The metal capsule is clearly not from the 1920s nor is the cork.  The cork has some age to it and could possibly originate from 1969 or later when Henri de Villamont offered a tranche of recorked bottles.  There are no marks on the sides of the cork but the top does bear a circle with “F.S.” inside of it.

Detecting whether the wine in the bottle was blended by Rudy Kurniawan or is the real thing is a bit of a task.  It is a long-held belief that Dr. Barolet doctored his wines.  Back in 1990, the great collector Lloyd Flatt felt the wines had either see the addition of Port or Brandy.[6]  This is echoed in the opinion of John Tilson who was told Cognac was added to the barrels.

When I saw the mark on the cork, a particular phrase came to mind which is the exact same phrase that occured to my friend.  After I showed him my various pictures of the bottle, labels, and then the cork he quipped, “Fake Sh*t.”
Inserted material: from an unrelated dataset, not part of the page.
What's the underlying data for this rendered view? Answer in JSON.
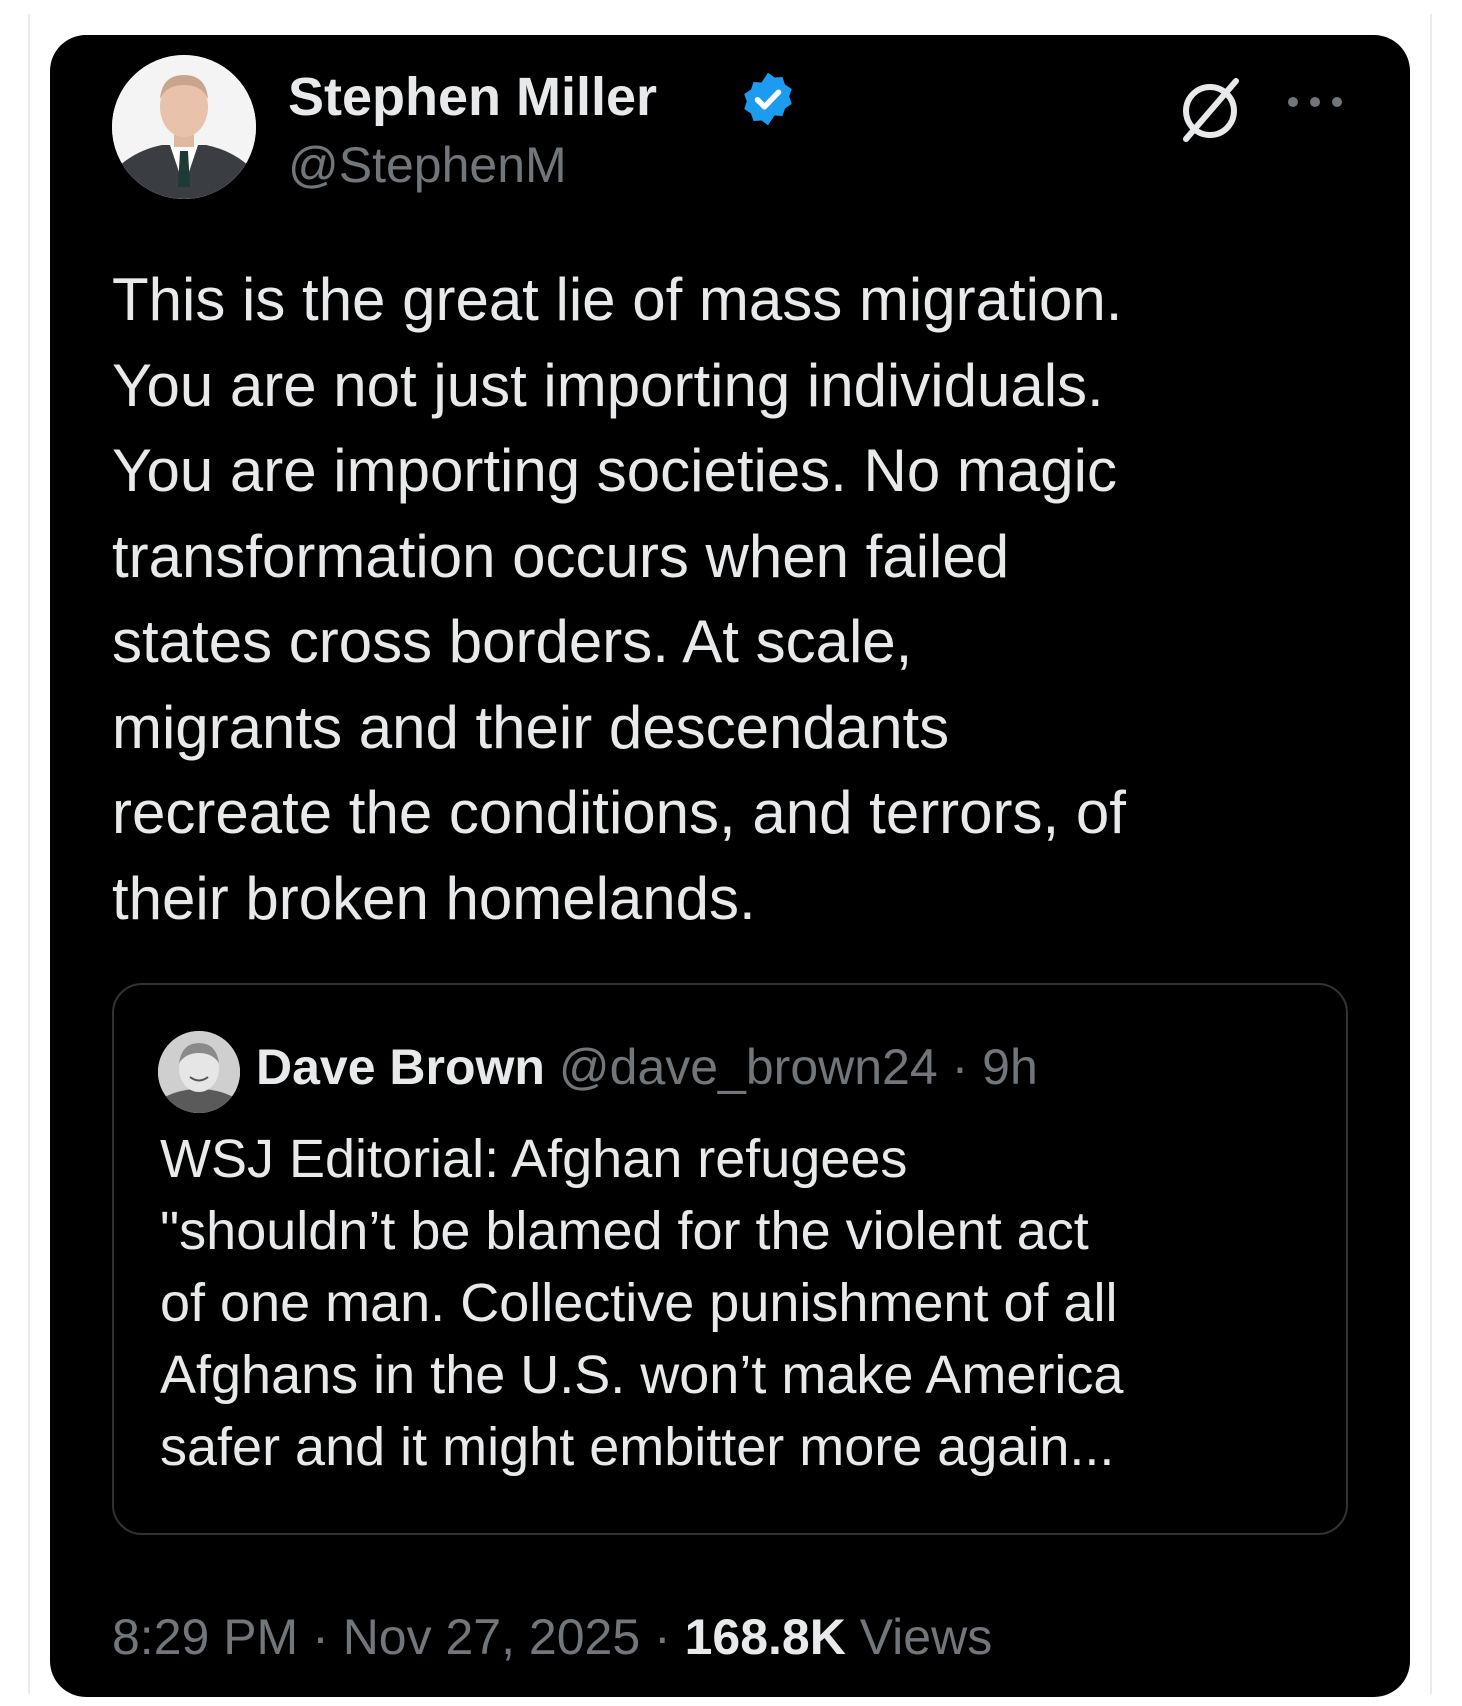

[1] COLLECTION DU DOCTEUR BAROLET. Christie’s Fine and Rare Wines, Sale #1206, New York, 19 March 2003.

[2] “Gargantua aux Hospices de Beaune” published by Arthur Barolet et Fils. FR212316101__menus__M_III_01906. Bibliotheque municipale de Dijon.

[3] Le Progrès de la Côte-d’Or : journal politique. Dijon. 20 November 1931. Bibliothèque nationale de France, département Droit, économie, politique, JO 88353 URL: http://catalogue.bnf.fr/ark:/12148/cb32844000t

[4] Le Progrès de la Côte-d’Or : journal politique. Dijon. 12 August 1934. Bibliothèque nationale de France, département Droit, économie, politique, JO 88353. URL: http://catalogue.bnf.fr/ark:/12148/cb32844000t

[5] Grand Opening advertisement for Addy Bassin’s MacArthur Liquors.  May 7, 1972.  The Sunday Star.

[6] Berger, Dan. “At New Orleans Tasting, Everyone Raised a Glass to Vintage Burgundies”. May 3, 1990.  The Los Angeles Times.

[7] Tilson, John. “THE SORDID STORY OF WINE MANIPULATION & WINE FRAUD COVERING OVER 40 YEARS OF TASTING OLD WINES”. The Underground Wineletter. URL: https://www.undergroundwineletter.com/2012/01/the-sordid-story-of-wine-manipulation-wine-fraud-covering-over-40-years-of-tasting-old-wines/

Early 19th century decanters with Logic, Jerry, Tom, and Corinthian Kate

An Introduction, Gay moments of Logic, Jerry, Tom and Corinthian Kate. From Pierce Egan’s Life in London , 1823. [1]

Thoughts of old decanters led me to publish this post featuring Tom, Jerry, Logic, and Corinthian Kate.  You might recognize the three men for I feature them as the title image in my Fine, Rare, and Capital Old Wine page.  If you look closely at the table you will see a trio of three-ringed decanters of which two contain red wine.  These two decanters are placed in coasters.  Perhaps they contain claret?

egan-pierce-life-838i2-064423_detail

Detail from An Introduction, Gay moments of Logic, Jerry, Tom and Corinthian Kate. From Pierce Egan’s Life in London , 1823. [1]


[1]Egan, Pierce.  Life in London. 1823.  The British Library.  Shelfmark: 838.i.2.  URL: https://www.bl.uk/collection-items/pierce-egans-life-in-london